**DIRECTIONS:** Whenever a line below mentions the word "content", that line should be copied.

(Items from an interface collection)
■ ■ ■ ■ ■ ■ ■

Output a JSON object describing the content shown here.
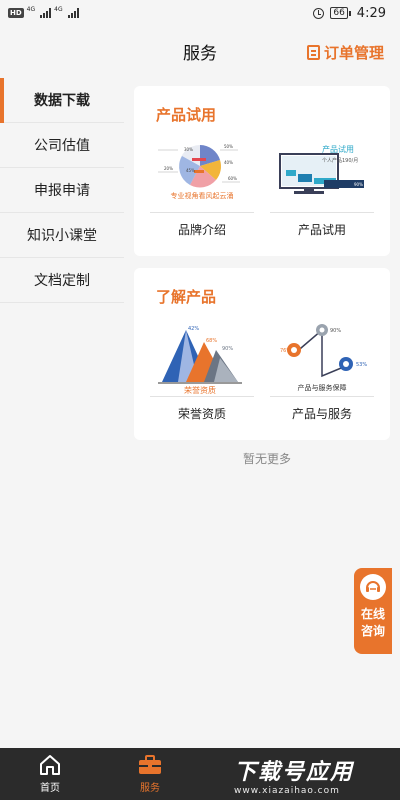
{
  "status_bar": {
    "hd": "HD",
    "net1": "4G",
    "net2": "4G",
    "battery": "66",
    "time": "4:29"
  },
  "header": {
    "title": "服务",
    "order_mgmt": "订单管理"
  },
  "sidebar": {
    "items": [
      {
        "label": "数据下载",
        "active": true
      },
      {
        "label": "公司估值",
        "active": false
      },
      {
        "label": "申报申请",
        "active": false
      },
      {
        "label": "知识小课堂",
        "active": false
      },
      {
        "label": "文档定制",
        "active": false
      }
    ]
  },
  "cards": [
    {
      "title": "产品试用",
      "tiles": [
        {
          "label": "品牌介绍",
          "img_caption": "专业视角看风起云涌",
          "img_values": [
            "30%",
            "50%",
            "20%",
            "45%",
            "40%",
            "60%"
          ]
        },
        {
          "label": "产品试用",
          "img_caption": "产品试用",
          "img_sub": "个人产品190/月",
          "img_value": "90%"
        }
      ]
    },
    {
      "title": "了解产品",
      "tiles": [
        {
          "label": "荣誉资质",
          "img_caption": "荣誉资质",
          "img_values": [
            "42%",
            "68%",
            "90%"
          ]
        },
        {
          "label": "产品与服务",
          "img_caption": "产品与服务保障",
          "img_values": [
            "76%",
            "90%",
            "53%"
          ]
        }
      ]
    }
  ],
  "no_more": "暂无更多",
  "consult": {
    "label": "在线咨询"
  },
  "bottom_nav": {
    "items": [
      {
        "label": "首页",
        "icon": "home-icon",
        "active": false
      },
      {
        "label": "服务",
        "icon": "briefcase-icon",
        "active": true
      }
    ]
  },
  "watermark": {
    "big": "下载号应用",
    "small": "www.xiazaihao.com"
  },
  "colors": {
    "accent": "#e8742c",
    "nav_bg": "#2b2b2b",
    "bg": "#f5f5f5"
  }
}
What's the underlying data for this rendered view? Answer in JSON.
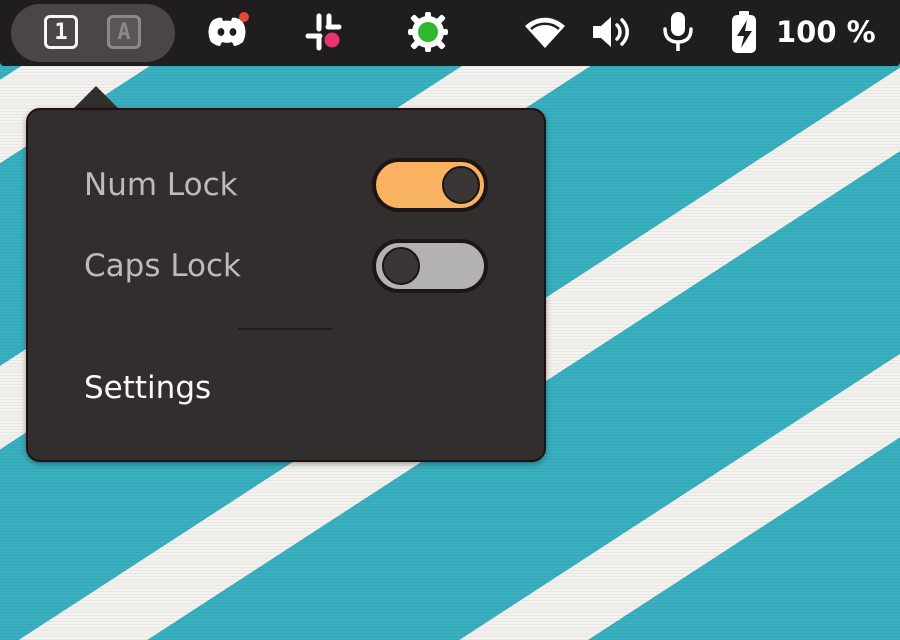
{
  "top_bar": {
    "keyboard_indicator": {
      "num_lock_badge": "1",
      "caps_lock_badge": "A"
    },
    "tray_icons": [
      "discord-icon",
      "slack-icon",
      "status-indicator-icon",
      "wifi-icon",
      "volume-icon",
      "microphone-icon",
      "battery-charging-icon"
    ],
    "battery_percent": "100 %"
  },
  "popover": {
    "num_lock": {
      "label": "Num Lock",
      "enabled": true
    },
    "caps_lock": {
      "label": "Caps Lock",
      "enabled": false
    },
    "settings_label": "Settings"
  },
  "colors": {
    "toggle_on": "#f8b260",
    "toggle_off": "#b3b1b1",
    "discord_notification": "#e8453c",
    "status_green": "#2db82d",
    "slack_pink": "#e8356f"
  }
}
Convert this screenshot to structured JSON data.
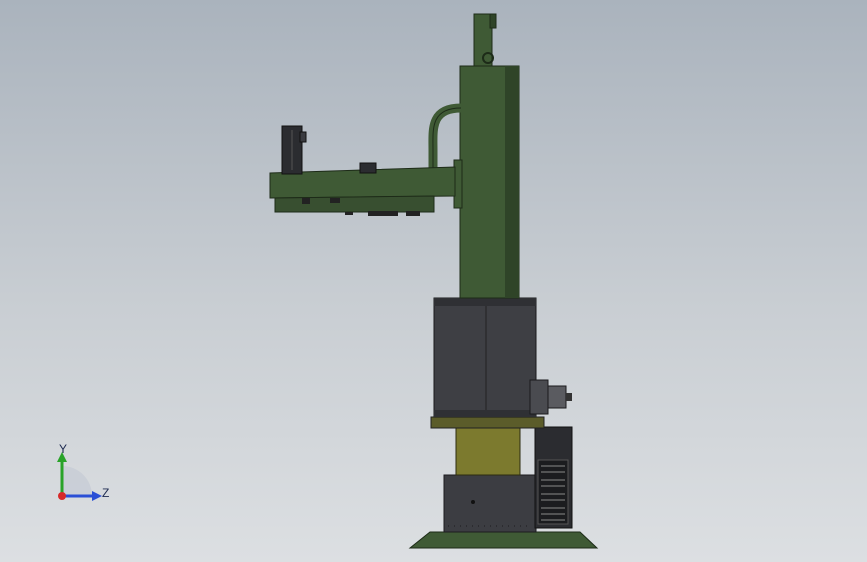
{
  "viewport": {
    "background_top": "#aab3bd",
    "background_bottom": "#dcdfe2"
  },
  "model": {
    "frame_color": "#3f5a35",
    "housing_color": "#3e3f44",
    "base_plate_color": "#7c7a2e",
    "cabinet_color": "#2b2c30"
  },
  "triad": {
    "y_label": "Y",
    "z_label": "Z",
    "y_color": "#29a329",
    "z_color": "#2a4fd6",
    "x_color": "#d62a2a"
  }
}
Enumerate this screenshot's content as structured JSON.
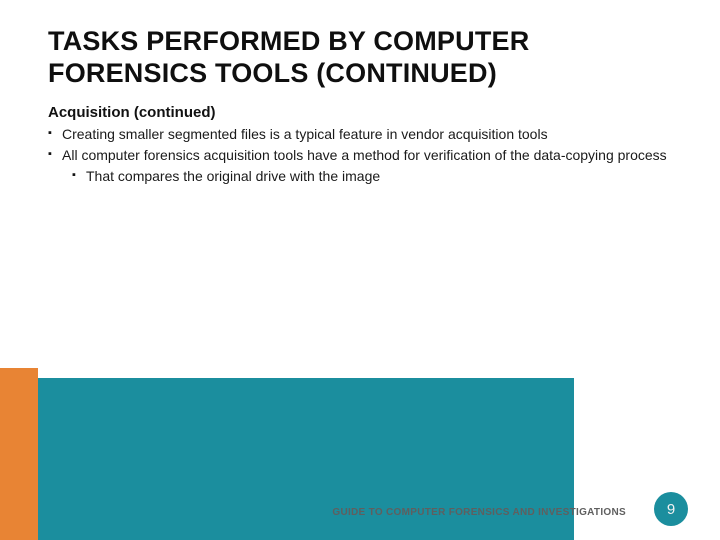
{
  "title": "TASKS PERFORMED BY COMPUTER FORENSICS TOOLS (CONTINUED)",
  "subheading": "Acquisition (continued)",
  "bullets": [
    {
      "text": "Creating smaller segmented files is a typical feature in vendor acquisition tools"
    },
    {
      "text": "All computer forensics acquisition tools have a method for verification of the data-copying process",
      "sub": [
        {
          "text": "That compares the original drive with the image"
        }
      ]
    }
  ],
  "footer": "GUIDE TO COMPUTER FORENSICS AND INVESTIGATIONS",
  "page_number": "9",
  "colors": {
    "orange": "#e88434",
    "teal": "#1b8e9e"
  }
}
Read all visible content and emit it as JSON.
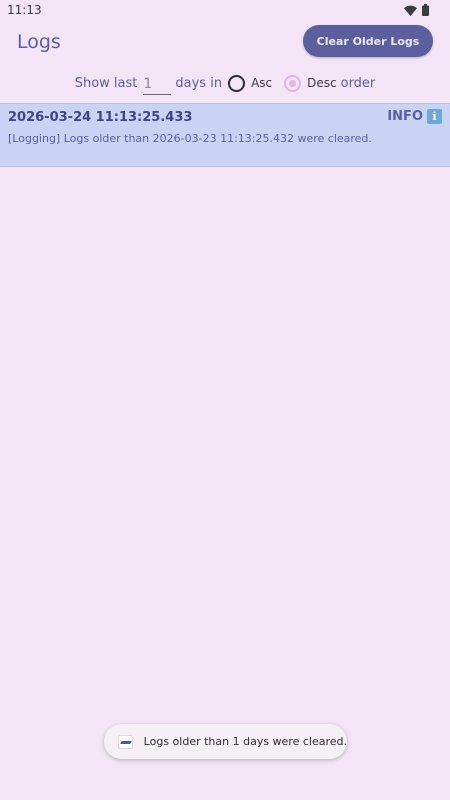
{
  "status_bar": {
    "time": "11:13"
  },
  "header": {
    "title": "Logs",
    "clear_button": "Clear Older Logs"
  },
  "filter": {
    "show_last_label": "Show last",
    "days_value": "1",
    "days_in_label": "days in",
    "asc_label": "Asc",
    "desc_label": "Desc",
    "order_label": "order",
    "selected_order": "Desc"
  },
  "logs": [
    {
      "timestamp": "2026-03-24 11:13:25.433",
      "level": "INFO",
      "message": "[Logging] Logs older than 2026-03-23 11:13:25.432 were cleared."
    }
  ],
  "toast": {
    "text": "Logs older than 1 days were cleared."
  },
  "colors": {
    "background": "#f3e5f5",
    "accent": "#5b5f9d",
    "log_row_bg": "#c9d4f4",
    "radio_selected": "#e0b3e9"
  }
}
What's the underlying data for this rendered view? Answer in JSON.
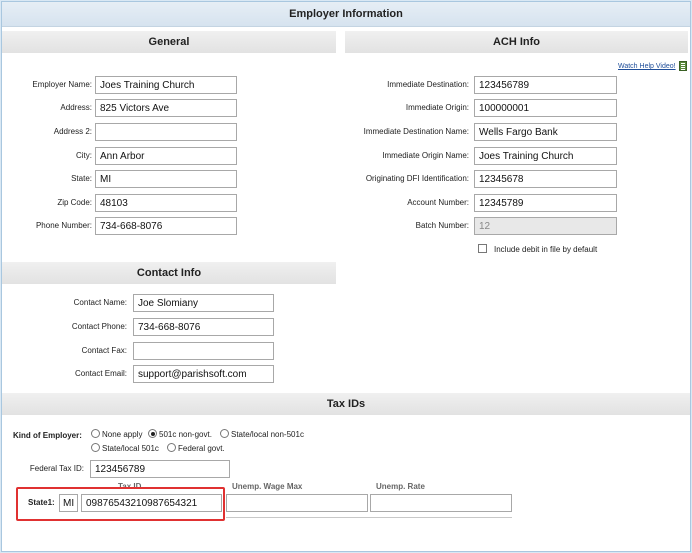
{
  "title": "Employer Information",
  "general": {
    "heading": "General",
    "employer_name_label": "Employer Name:",
    "employer_name": "Joes Training Church",
    "address_label": "Address:",
    "address": "825 Victors Ave",
    "address2_label": "Address 2:",
    "address2": "",
    "city_label": "City:",
    "city": "Ann Arbor",
    "state_label": "State:",
    "state": "MI",
    "zip_label": "Zip Code:",
    "zip": "48103",
    "phone_label": "Phone Number:",
    "phone": "734-668-8076"
  },
  "ach": {
    "heading": "ACH Info",
    "help_link": "Watch Help Video!",
    "dest_label": "Immediate Destination:",
    "dest": "123456789",
    "origin_label": "Immediate Origin:",
    "origin": "100000001",
    "dest_name_label": "Immediate Destination Name:",
    "dest_name": "Wells Fargo Bank",
    "origin_name_label": "Immediate Origin Name:",
    "origin_name": "Joes Training Church",
    "dfi_label": "Originating DFI Identification:",
    "dfi": "12345678",
    "account_label": "Account Number:",
    "account": "12345789",
    "batch_label": "Batch Number:",
    "batch": "12",
    "include_debit_label": "Include debit in file by default",
    "include_debit_checked": false
  },
  "contact": {
    "heading": "Contact Info",
    "name_label": "Contact Name:",
    "name": "Joe Slomiany",
    "phone_label": "Contact Phone:",
    "phone": "734-668-8076",
    "fax_label": "Contact Fax:",
    "fax": "",
    "email_label": "Contact Email:",
    "email": "support@parishsoft.com"
  },
  "tax": {
    "heading": "Tax IDs",
    "kind_label": "Kind of Employer:",
    "options": [
      "None apply",
      "501c non-govt.",
      "State/local non-501c",
      "State/local 501c",
      "Federal govt."
    ],
    "selected": "501c non-govt.",
    "federal_label": "Federal Tax ID:",
    "federal": "123456789",
    "col_tax_id": "Tax ID",
    "col_wage_max": "Unemp. Wage Max",
    "col_rate": "Unemp. Rate",
    "state1_label": "State1:",
    "state1_code": "MI",
    "state1_tax_id": "09876543210987654321",
    "state1_wage_max": "",
    "state1_rate": ""
  },
  "colors": {
    "highlight": "#e03131",
    "link": "#1f4e99"
  }
}
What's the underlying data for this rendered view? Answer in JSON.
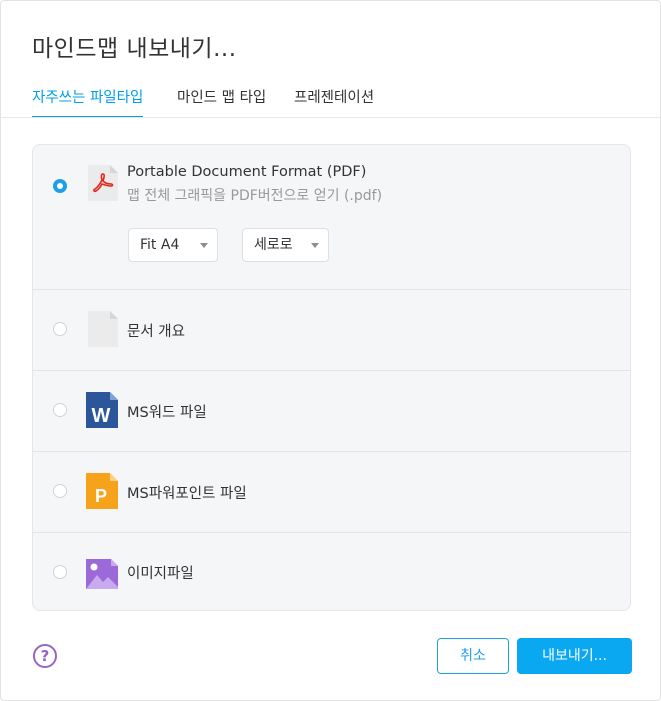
{
  "dialog": {
    "title": "마인드맵 내보내기..."
  },
  "tabs": [
    {
      "label": "자주쓰는 파일타입",
      "active": true
    },
    {
      "label": "마인드 맵 타입",
      "active": false
    },
    {
      "label": "프레젠테이션",
      "active": false
    }
  ],
  "options": {
    "pdf": {
      "label": "Portable Document Format (PDF)",
      "description": "맵 전체 그래픽을 PDF버전으로 얻기 (.pdf)",
      "selected": true,
      "page_size_value": "Fit A4",
      "orientation_value": "세로로"
    },
    "outline": {
      "label": "문서 개요",
      "selected": false
    },
    "word": {
      "label": "MS워드 파일",
      "selected": false,
      "icon_letter": "W"
    },
    "powerpoint": {
      "label": "MS파워포인트 파일",
      "selected": false,
      "icon_letter": "P"
    },
    "image": {
      "label": "이미지파일",
      "selected": false
    }
  },
  "footer": {
    "help_symbol": "?",
    "cancel_label": "취소",
    "export_label": "내보내기..."
  },
  "colors": {
    "accent": "#00a0e9",
    "primary_button": "#09a8f0",
    "help": "#9a63c6",
    "pdf_icon": "#e3261c",
    "word_icon": "#2b579a",
    "powerpoint_icon": "#f7a21b",
    "image_icon": "#9b6ad8"
  }
}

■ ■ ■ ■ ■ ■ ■

**SOLUTION TO THIS TASK:**
Output a JSON object describing the content shown here.
Enumerate this screenshot's content as structured JSON.
Read all visible content and emit it as JSON.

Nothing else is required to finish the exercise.